Below are records; work out how many of their lines contain "data" and give only that number.

===== SUPPLIED RECORDS

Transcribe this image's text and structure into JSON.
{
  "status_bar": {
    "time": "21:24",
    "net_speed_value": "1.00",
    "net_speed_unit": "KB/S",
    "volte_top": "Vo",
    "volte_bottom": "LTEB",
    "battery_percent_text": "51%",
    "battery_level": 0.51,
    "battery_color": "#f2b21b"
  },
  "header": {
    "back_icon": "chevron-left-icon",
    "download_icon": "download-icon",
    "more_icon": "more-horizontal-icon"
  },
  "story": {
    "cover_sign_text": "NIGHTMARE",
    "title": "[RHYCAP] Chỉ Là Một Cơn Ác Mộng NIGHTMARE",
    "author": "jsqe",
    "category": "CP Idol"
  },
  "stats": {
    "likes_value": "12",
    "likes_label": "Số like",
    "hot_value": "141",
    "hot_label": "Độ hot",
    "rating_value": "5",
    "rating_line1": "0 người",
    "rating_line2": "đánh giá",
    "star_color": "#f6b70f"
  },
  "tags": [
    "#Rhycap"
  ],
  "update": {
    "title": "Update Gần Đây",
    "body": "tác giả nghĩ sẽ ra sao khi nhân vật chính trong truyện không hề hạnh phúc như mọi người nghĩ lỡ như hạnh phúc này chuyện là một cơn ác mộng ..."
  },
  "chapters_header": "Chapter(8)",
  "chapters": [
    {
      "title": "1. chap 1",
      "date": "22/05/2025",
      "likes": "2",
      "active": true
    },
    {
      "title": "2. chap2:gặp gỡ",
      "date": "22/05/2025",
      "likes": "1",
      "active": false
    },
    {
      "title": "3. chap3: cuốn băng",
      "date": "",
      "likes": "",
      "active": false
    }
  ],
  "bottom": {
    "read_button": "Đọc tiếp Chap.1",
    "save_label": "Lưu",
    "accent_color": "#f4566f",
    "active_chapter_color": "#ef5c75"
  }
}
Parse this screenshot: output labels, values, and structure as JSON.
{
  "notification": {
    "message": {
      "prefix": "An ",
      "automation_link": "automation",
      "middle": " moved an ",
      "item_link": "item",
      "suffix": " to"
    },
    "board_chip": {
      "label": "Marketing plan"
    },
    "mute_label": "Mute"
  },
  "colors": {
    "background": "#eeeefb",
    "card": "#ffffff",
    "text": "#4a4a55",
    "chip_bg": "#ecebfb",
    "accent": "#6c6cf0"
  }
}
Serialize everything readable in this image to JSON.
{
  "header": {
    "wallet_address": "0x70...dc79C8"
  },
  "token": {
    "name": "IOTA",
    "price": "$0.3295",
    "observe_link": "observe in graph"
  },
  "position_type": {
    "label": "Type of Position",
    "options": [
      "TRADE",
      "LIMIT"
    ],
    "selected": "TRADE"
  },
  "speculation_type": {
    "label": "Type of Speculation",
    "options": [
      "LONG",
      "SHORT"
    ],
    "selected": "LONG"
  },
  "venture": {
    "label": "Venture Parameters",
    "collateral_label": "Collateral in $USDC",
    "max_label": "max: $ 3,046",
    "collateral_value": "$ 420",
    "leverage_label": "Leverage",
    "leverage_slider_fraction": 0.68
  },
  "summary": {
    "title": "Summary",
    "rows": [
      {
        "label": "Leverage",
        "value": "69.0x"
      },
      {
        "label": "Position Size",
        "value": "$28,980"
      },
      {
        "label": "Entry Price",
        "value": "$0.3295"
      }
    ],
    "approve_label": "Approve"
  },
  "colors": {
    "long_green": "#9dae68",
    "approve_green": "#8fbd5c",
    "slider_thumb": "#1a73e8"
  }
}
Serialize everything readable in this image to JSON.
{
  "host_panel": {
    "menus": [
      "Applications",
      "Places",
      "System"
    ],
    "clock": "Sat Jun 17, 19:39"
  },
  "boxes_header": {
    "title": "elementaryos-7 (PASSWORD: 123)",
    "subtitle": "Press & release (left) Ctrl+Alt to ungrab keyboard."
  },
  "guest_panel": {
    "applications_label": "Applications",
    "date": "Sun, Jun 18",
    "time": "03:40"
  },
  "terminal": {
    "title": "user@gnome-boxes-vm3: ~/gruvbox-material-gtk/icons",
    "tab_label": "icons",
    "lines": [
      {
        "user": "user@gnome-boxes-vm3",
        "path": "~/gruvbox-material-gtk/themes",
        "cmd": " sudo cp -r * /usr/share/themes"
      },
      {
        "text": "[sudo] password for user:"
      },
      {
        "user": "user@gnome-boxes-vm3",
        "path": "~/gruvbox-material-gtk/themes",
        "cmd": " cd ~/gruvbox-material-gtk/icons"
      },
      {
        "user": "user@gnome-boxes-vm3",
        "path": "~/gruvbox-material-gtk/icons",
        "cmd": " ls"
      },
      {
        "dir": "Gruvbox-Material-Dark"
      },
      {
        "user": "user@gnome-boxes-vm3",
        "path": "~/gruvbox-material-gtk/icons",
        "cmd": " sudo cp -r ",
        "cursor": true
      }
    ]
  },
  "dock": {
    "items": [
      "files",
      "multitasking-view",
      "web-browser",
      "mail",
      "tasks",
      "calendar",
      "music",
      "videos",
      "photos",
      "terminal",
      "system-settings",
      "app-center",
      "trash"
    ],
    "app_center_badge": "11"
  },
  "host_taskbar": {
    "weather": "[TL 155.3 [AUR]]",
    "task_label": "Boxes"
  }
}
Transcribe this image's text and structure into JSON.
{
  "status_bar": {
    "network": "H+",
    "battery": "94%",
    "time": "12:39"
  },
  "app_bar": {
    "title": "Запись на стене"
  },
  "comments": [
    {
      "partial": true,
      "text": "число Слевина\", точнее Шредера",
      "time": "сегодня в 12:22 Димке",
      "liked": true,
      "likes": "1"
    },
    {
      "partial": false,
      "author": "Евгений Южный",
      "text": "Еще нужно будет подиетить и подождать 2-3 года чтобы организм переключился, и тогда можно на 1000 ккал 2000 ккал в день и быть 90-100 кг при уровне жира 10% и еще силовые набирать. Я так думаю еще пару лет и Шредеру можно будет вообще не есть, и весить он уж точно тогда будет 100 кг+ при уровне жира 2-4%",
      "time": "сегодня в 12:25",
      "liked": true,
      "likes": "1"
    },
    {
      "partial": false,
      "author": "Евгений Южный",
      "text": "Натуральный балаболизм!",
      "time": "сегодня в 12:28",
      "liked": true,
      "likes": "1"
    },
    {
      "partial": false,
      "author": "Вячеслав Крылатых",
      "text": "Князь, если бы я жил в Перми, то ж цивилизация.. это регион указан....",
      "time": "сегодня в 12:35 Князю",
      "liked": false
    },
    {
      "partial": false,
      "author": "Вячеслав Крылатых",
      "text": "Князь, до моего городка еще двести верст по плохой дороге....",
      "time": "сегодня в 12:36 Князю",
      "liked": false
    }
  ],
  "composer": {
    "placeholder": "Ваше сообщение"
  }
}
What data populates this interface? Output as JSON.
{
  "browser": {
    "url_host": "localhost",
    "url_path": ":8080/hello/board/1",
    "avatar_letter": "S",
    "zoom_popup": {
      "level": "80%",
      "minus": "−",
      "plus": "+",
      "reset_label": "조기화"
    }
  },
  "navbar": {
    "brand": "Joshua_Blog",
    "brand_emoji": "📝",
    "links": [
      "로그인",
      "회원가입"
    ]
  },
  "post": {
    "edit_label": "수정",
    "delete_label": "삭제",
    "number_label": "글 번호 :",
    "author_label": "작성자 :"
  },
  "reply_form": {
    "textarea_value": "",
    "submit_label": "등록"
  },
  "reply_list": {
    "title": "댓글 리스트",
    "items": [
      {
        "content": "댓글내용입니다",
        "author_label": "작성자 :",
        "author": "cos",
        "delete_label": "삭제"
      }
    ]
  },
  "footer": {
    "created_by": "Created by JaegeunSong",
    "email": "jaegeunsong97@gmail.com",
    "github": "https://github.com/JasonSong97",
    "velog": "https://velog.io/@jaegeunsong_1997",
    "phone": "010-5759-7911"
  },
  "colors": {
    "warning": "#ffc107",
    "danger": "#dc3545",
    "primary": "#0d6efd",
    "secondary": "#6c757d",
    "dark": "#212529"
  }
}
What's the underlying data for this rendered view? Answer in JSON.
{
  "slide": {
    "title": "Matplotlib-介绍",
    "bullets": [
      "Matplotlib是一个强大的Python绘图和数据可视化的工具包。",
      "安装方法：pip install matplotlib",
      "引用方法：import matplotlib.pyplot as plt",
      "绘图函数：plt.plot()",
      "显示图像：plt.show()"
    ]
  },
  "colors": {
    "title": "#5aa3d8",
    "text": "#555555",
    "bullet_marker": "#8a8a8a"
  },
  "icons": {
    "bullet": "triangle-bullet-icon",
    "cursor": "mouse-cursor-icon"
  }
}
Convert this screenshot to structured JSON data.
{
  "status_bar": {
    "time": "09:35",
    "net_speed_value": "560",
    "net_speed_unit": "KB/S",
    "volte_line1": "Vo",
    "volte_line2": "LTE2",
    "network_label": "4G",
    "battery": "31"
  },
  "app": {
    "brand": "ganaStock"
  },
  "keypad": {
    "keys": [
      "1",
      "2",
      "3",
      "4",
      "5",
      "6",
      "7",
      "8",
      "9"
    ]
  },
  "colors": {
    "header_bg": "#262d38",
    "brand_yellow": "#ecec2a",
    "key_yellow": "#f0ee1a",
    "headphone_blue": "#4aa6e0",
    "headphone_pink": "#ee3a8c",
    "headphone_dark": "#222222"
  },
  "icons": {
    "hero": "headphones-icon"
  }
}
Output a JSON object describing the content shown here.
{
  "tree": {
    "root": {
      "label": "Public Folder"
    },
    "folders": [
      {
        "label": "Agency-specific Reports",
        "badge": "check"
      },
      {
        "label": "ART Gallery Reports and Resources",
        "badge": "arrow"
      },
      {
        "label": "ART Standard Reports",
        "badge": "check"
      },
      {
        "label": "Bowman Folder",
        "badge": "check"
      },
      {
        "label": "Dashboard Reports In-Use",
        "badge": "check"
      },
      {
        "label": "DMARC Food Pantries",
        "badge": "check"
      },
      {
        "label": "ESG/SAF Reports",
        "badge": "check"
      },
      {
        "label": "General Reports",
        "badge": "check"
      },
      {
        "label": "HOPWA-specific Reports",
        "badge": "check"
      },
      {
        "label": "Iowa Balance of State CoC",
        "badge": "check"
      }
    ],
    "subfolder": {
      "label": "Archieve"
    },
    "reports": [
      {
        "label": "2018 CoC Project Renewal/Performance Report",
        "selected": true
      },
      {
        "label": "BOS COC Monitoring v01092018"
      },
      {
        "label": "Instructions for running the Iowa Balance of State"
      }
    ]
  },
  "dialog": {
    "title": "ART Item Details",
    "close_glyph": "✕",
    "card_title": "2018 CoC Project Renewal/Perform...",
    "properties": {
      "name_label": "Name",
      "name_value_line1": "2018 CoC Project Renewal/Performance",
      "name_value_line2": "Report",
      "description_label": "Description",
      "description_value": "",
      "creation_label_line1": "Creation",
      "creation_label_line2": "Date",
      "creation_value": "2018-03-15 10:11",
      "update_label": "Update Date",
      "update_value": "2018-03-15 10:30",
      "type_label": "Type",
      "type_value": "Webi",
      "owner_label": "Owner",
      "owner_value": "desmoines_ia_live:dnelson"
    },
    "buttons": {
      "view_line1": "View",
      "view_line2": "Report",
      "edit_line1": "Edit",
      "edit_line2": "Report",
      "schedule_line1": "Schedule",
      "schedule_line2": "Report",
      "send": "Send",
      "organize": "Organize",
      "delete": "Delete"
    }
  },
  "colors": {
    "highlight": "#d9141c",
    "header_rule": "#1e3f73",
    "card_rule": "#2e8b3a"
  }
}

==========

## REPLY TO THE TASK
3